> **Action item**
Return all the lines below in which the string "number" appears.

> **Element data from apps and pages**

★ ★ ★ ★ ★

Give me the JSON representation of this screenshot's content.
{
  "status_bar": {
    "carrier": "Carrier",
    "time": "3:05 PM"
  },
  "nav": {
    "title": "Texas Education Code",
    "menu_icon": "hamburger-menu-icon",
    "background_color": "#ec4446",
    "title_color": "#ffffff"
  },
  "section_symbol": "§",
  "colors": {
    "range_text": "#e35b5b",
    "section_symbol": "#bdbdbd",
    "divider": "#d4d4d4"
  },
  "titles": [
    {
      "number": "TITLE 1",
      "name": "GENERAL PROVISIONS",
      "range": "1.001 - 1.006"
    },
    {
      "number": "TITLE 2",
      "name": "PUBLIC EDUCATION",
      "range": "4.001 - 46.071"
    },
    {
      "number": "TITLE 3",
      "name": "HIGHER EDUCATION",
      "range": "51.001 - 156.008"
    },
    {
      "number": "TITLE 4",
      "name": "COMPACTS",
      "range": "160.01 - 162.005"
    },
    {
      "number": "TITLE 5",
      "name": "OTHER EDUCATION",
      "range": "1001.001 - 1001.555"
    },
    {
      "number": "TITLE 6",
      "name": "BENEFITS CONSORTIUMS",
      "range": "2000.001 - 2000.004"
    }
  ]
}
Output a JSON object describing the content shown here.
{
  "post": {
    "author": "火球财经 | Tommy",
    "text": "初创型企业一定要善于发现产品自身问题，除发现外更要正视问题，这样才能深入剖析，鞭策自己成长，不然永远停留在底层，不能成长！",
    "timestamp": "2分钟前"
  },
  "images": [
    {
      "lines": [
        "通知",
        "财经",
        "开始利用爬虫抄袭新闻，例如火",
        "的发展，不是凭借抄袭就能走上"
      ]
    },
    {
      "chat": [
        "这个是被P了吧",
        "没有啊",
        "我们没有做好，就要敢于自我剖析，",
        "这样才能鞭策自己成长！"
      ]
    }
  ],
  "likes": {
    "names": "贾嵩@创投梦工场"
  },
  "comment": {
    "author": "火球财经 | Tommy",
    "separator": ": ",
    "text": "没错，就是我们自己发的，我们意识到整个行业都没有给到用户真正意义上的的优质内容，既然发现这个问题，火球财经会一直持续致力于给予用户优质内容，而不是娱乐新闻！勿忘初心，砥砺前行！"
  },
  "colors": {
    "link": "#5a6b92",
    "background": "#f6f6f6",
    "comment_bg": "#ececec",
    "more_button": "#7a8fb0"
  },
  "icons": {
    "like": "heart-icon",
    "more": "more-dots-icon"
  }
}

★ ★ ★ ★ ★

> **Response to the task**
      "number": "TITLE 1",
      "number": "TITLE 2",
      "number": "TITLE 3",
      "number": "TITLE 4",
      "number": "TITLE 5",
      "number": "TITLE 6",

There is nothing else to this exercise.